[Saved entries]
○ ○ ○ ○

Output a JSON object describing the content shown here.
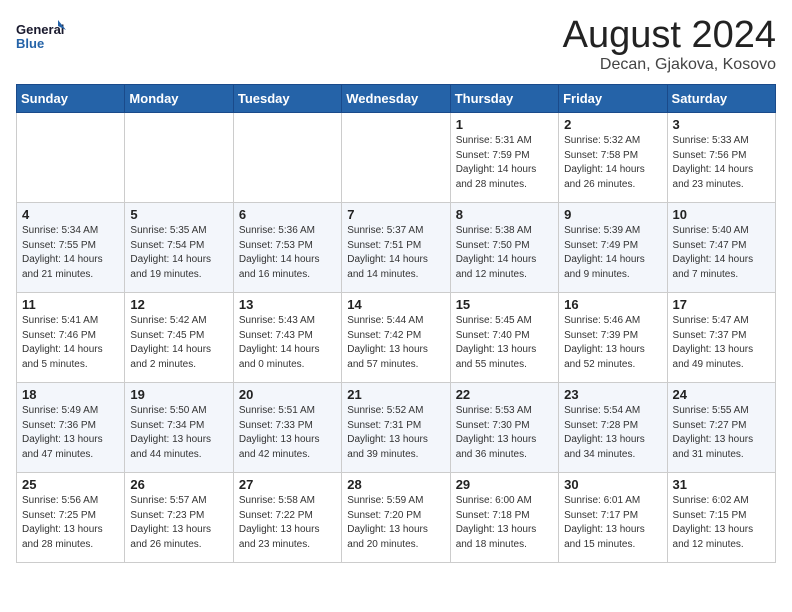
{
  "header": {
    "logo_general": "General",
    "logo_blue": "Blue",
    "month_year": "August 2024",
    "location": "Decan, Gjakova, Kosovo"
  },
  "days_of_week": [
    "Sunday",
    "Monday",
    "Tuesday",
    "Wednesday",
    "Thursday",
    "Friday",
    "Saturday"
  ],
  "weeks": [
    [
      {
        "day": "",
        "info": ""
      },
      {
        "day": "",
        "info": ""
      },
      {
        "day": "",
        "info": ""
      },
      {
        "day": "",
        "info": ""
      },
      {
        "day": "1",
        "info": "Sunrise: 5:31 AM\nSunset: 7:59 PM\nDaylight: 14 hours\nand 28 minutes."
      },
      {
        "day": "2",
        "info": "Sunrise: 5:32 AM\nSunset: 7:58 PM\nDaylight: 14 hours\nand 26 minutes."
      },
      {
        "day": "3",
        "info": "Sunrise: 5:33 AM\nSunset: 7:56 PM\nDaylight: 14 hours\nand 23 minutes."
      }
    ],
    [
      {
        "day": "4",
        "info": "Sunrise: 5:34 AM\nSunset: 7:55 PM\nDaylight: 14 hours\nand 21 minutes."
      },
      {
        "day": "5",
        "info": "Sunrise: 5:35 AM\nSunset: 7:54 PM\nDaylight: 14 hours\nand 19 minutes."
      },
      {
        "day": "6",
        "info": "Sunrise: 5:36 AM\nSunset: 7:53 PM\nDaylight: 14 hours\nand 16 minutes."
      },
      {
        "day": "7",
        "info": "Sunrise: 5:37 AM\nSunset: 7:51 PM\nDaylight: 14 hours\nand 14 minutes."
      },
      {
        "day": "8",
        "info": "Sunrise: 5:38 AM\nSunset: 7:50 PM\nDaylight: 14 hours\nand 12 minutes."
      },
      {
        "day": "9",
        "info": "Sunrise: 5:39 AM\nSunset: 7:49 PM\nDaylight: 14 hours\nand 9 minutes."
      },
      {
        "day": "10",
        "info": "Sunrise: 5:40 AM\nSunset: 7:47 PM\nDaylight: 14 hours\nand 7 minutes."
      }
    ],
    [
      {
        "day": "11",
        "info": "Sunrise: 5:41 AM\nSunset: 7:46 PM\nDaylight: 14 hours\nand 5 minutes."
      },
      {
        "day": "12",
        "info": "Sunrise: 5:42 AM\nSunset: 7:45 PM\nDaylight: 14 hours\nand 2 minutes."
      },
      {
        "day": "13",
        "info": "Sunrise: 5:43 AM\nSunset: 7:43 PM\nDaylight: 14 hours\nand 0 minutes."
      },
      {
        "day": "14",
        "info": "Sunrise: 5:44 AM\nSunset: 7:42 PM\nDaylight: 13 hours\nand 57 minutes."
      },
      {
        "day": "15",
        "info": "Sunrise: 5:45 AM\nSunset: 7:40 PM\nDaylight: 13 hours\nand 55 minutes."
      },
      {
        "day": "16",
        "info": "Sunrise: 5:46 AM\nSunset: 7:39 PM\nDaylight: 13 hours\nand 52 minutes."
      },
      {
        "day": "17",
        "info": "Sunrise: 5:47 AM\nSunset: 7:37 PM\nDaylight: 13 hours\nand 49 minutes."
      }
    ],
    [
      {
        "day": "18",
        "info": "Sunrise: 5:49 AM\nSunset: 7:36 PM\nDaylight: 13 hours\nand 47 minutes."
      },
      {
        "day": "19",
        "info": "Sunrise: 5:50 AM\nSunset: 7:34 PM\nDaylight: 13 hours\nand 44 minutes."
      },
      {
        "day": "20",
        "info": "Sunrise: 5:51 AM\nSunset: 7:33 PM\nDaylight: 13 hours\nand 42 minutes."
      },
      {
        "day": "21",
        "info": "Sunrise: 5:52 AM\nSunset: 7:31 PM\nDaylight: 13 hours\nand 39 minutes."
      },
      {
        "day": "22",
        "info": "Sunrise: 5:53 AM\nSunset: 7:30 PM\nDaylight: 13 hours\nand 36 minutes."
      },
      {
        "day": "23",
        "info": "Sunrise: 5:54 AM\nSunset: 7:28 PM\nDaylight: 13 hours\nand 34 minutes."
      },
      {
        "day": "24",
        "info": "Sunrise: 5:55 AM\nSunset: 7:27 PM\nDaylight: 13 hours\nand 31 minutes."
      }
    ],
    [
      {
        "day": "25",
        "info": "Sunrise: 5:56 AM\nSunset: 7:25 PM\nDaylight: 13 hours\nand 28 minutes."
      },
      {
        "day": "26",
        "info": "Sunrise: 5:57 AM\nSunset: 7:23 PM\nDaylight: 13 hours\nand 26 minutes."
      },
      {
        "day": "27",
        "info": "Sunrise: 5:58 AM\nSunset: 7:22 PM\nDaylight: 13 hours\nand 23 minutes."
      },
      {
        "day": "28",
        "info": "Sunrise: 5:59 AM\nSunset: 7:20 PM\nDaylight: 13 hours\nand 20 minutes."
      },
      {
        "day": "29",
        "info": "Sunrise: 6:00 AM\nSunset: 7:18 PM\nDaylight: 13 hours\nand 18 minutes."
      },
      {
        "day": "30",
        "info": "Sunrise: 6:01 AM\nSunset: 7:17 PM\nDaylight: 13 hours\nand 15 minutes."
      },
      {
        "day": "31",
        "info": "Sunrise: 6:02 AM\nSunset: 7:15 PM\nDaylight: 13 hours\nand 12 minutes."
      }
    ]
  ]
}
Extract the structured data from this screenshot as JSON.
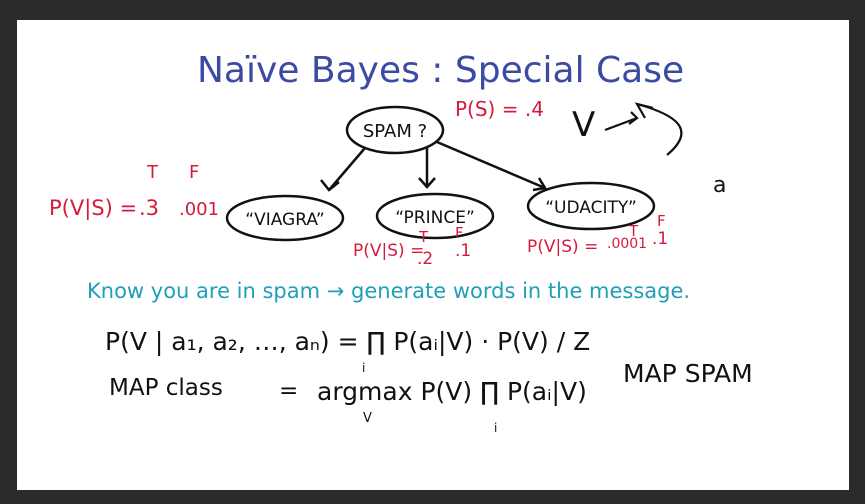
{
  "title": "Naïve Bayes : Special Case",
  "nodes": {
    "root": "SPAM ?",
    "children": [
      "“VIAGRA”",
      "“PRINCE”",
      "“UDACITY”"
    ]
  },
  "prior": "P(S) = .4",
  "viagra_prob": {
    "label": "P(V|S) =",
    "t": ".3",
    "f": ".001"
  },
  "prince_prob": {
    "label": "P(V|S) =",
    "t": ".2",
    "f": ".1"
  },
  "udacity_prob": {
    "label": "P(V|S) = ",
    "t": ".0001",
    "f": ".1"
  },
  "tf_headers": {
    "t": "T",
    "f": "F"
  },
  "side_note": {
    "v": "V",
    "a": "a"
  },
  "explanation": "Know you are in spam → generate words in the message.",
  "formula1": "P(V | a₁, a₂, …, aₙ) = ∏ P(aᵢ|V) · P(V) / Z",
  "formula1_sub": "i",
  "formula2_left": "MAP class",
  "formula2_eq": "=",
  "formula2_right": "argmax P(V) ∏ P(aᵢ|V)",
  "formula2_sub_v": "V",
  "formula2_sub_i": "i",
  "map_label": "MAP SPAM",
  "colors": {
    "blue": "#3b4aa3",
    "red": "#d51b3c",
    "teal": "#1f9fb8",
    "ink": "#111111"
  }
}
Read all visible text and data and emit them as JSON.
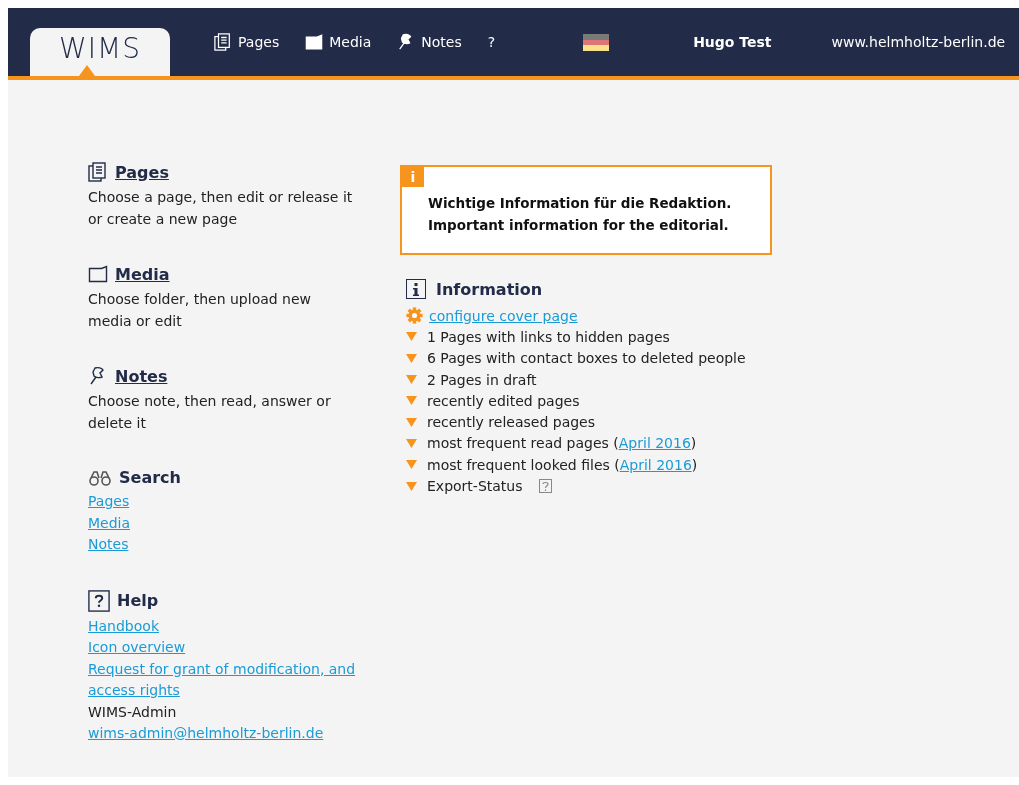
{
  "header": {
    "logo": "WIMS",
    "nav": [
      {
        "label": "Pages"
      },
      {
        "label": "Media"
      },
      {
        "label": "Notes"
      },
      {
        "label": "?"
      }
    ],
    "user": "Hugo Test",
    "site": "www.helmholtz-berlin.de"
  },
  "sections": [
    {
      "title": "Pages",
      "kind": "described",
      "description": "Choose a page, then edit or release it or create a new page"
    },
    {
      "title": "Media",
      "kind": "described",
      "description": "Choose folder, then upload new media or edit"
    },
    {
      "title": "Notes",
      "kind": "described",
      "description": "Choose note, then read, answer or delete it"
    },
    {
      "title": "Search",
      "kind": "links",
      "items": [
        {
          "kind": "link",
          "text": "Pages"
        },
        {
          "kind": "link",
          "text": "Media"
        },
        {
          "kind": "link",
          "text": "Notes"
        }
      ]
    },
    {
      "title": "Help",
      "kind": "links",
      "items": [
        {
          "kind": "link",
          "text": "Handbook"
        },
        {
          "kind": "link",
          "text": "Icon overview"
        },
        {
          "kind": "link",
          "text": "Request for grant of modification, and access rights"
        },
        {
          "kind": "text",
          "text": "WIMS-Admin"
        },
        {
          "kind": "link",
          "text": "wims-admin@helmholtz-berlin.de"
        }
      ]
    }
  ],
  "notice": {
    "badge": "i",
    "lines": [
      "Wichtige Information für die Redaktion.",
      "Important information for the editorial."
    ]
  },
  "information": {
    "title": "Information",
    "items": [
      {
        "kind": "config",
        "text": " configure cover page"
      },
      {
        "kind": "expandable",
        "text": "1 Pages with links to hidden pages"
      },
      {
        "kind": "expandable",
        "text": "6 Pages with contact boxes to deleted people"
      },
      {
        "kind": "expandable",
        "text": "2 Pages in draft"
      },
      {
        "kind": "expandable",
        "text": "recently edited pages"
      },
      {
        "kind": "expandable",
        "text": "recently released pages"
      },
      {
        "kind": "expandable",
        "text": "most frequent read pages (",
        "link": "April 2016",
        "suffix": ")"
      },
      {
        "kind": "expandable",
        "text": "most frequent looked files (",
        "link": "April 2016",
        "suffix": ")"
      },
      {
        "kind": "status",
        "text": "Export-Status"
      }
    ]
  }
}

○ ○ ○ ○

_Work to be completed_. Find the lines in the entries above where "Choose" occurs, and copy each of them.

_Answer to the exercise_.
      "description": "Choose a page, then edit or release it or create a new page"
      "description": "Choose folder, then upload new media or edit"
      "description": "Choose note, then read, answer or delete it"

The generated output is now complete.